*** Opening of DATA UNDER STUDY ***

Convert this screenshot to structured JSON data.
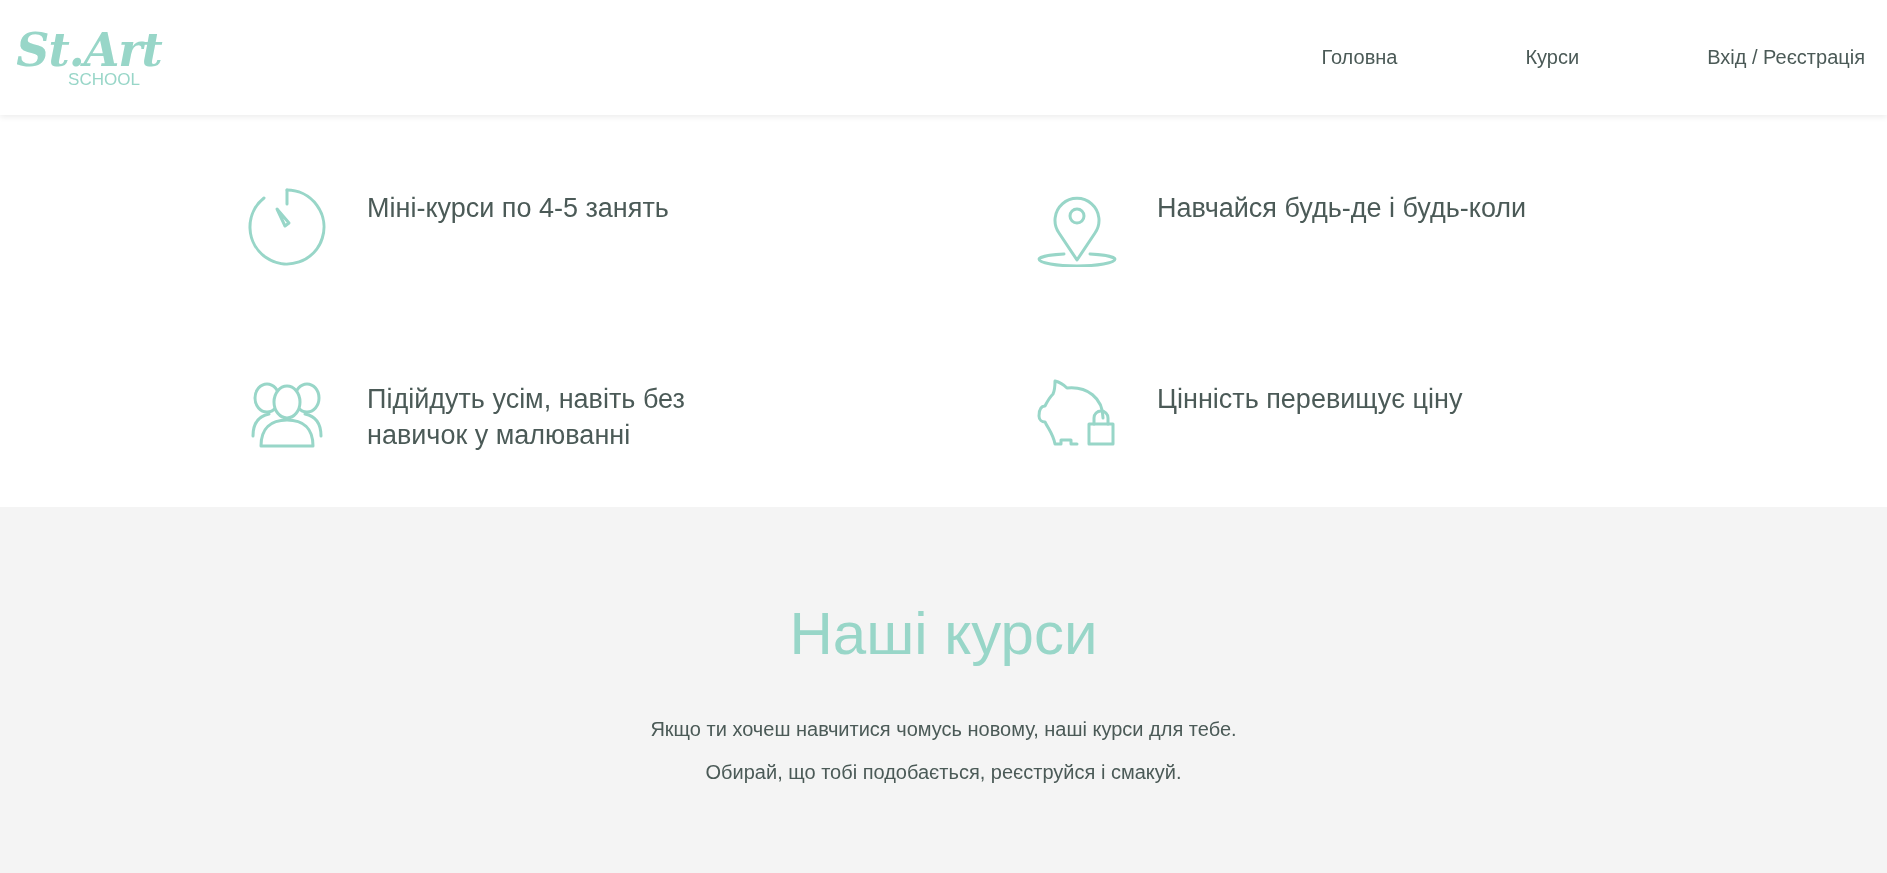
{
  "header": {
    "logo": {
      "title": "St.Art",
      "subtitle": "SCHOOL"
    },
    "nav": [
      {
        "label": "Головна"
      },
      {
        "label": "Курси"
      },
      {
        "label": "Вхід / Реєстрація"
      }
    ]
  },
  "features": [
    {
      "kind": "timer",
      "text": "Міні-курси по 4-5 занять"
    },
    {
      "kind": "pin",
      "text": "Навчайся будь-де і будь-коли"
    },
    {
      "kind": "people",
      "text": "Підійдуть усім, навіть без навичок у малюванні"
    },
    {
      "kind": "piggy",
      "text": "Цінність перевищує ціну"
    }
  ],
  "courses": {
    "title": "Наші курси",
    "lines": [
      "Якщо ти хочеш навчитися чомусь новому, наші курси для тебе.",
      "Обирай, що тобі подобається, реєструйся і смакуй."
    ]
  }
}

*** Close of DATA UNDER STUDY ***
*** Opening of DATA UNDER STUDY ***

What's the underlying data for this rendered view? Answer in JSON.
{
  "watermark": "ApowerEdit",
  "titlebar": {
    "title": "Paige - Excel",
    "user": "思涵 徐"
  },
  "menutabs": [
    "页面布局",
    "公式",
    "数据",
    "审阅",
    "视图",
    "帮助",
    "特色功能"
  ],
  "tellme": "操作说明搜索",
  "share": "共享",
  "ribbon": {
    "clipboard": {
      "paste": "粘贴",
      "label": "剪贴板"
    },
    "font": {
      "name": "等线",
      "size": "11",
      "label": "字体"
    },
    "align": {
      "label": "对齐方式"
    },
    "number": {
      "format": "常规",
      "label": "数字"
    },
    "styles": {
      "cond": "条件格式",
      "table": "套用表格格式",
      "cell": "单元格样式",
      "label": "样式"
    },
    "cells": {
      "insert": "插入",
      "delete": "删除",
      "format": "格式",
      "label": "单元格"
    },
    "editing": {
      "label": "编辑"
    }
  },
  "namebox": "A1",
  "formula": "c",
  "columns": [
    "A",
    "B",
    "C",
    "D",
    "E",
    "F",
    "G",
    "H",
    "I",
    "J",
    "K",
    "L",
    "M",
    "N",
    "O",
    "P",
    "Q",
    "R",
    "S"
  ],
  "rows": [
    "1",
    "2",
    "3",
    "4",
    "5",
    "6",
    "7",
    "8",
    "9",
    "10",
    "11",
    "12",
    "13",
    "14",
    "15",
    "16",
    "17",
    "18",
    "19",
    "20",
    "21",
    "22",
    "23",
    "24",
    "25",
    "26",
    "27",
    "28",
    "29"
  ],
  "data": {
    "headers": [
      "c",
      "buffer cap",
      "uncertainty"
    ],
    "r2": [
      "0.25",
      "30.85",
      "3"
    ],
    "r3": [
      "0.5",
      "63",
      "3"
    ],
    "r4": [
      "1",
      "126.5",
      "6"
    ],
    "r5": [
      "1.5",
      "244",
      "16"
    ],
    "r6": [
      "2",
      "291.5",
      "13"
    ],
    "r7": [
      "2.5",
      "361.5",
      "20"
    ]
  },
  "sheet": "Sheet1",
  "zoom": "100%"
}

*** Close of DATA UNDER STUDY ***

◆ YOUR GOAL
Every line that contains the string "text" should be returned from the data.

◆ WRITTEN ANSWER
      "text": "Міні-курси по 4-5 занять"
      "text": "Навчайся будь-де і будь-коли"
      "text": "Підійдуть усім, навіть без навичок у малюванні"
      "text": "Цінність перевищує ціну"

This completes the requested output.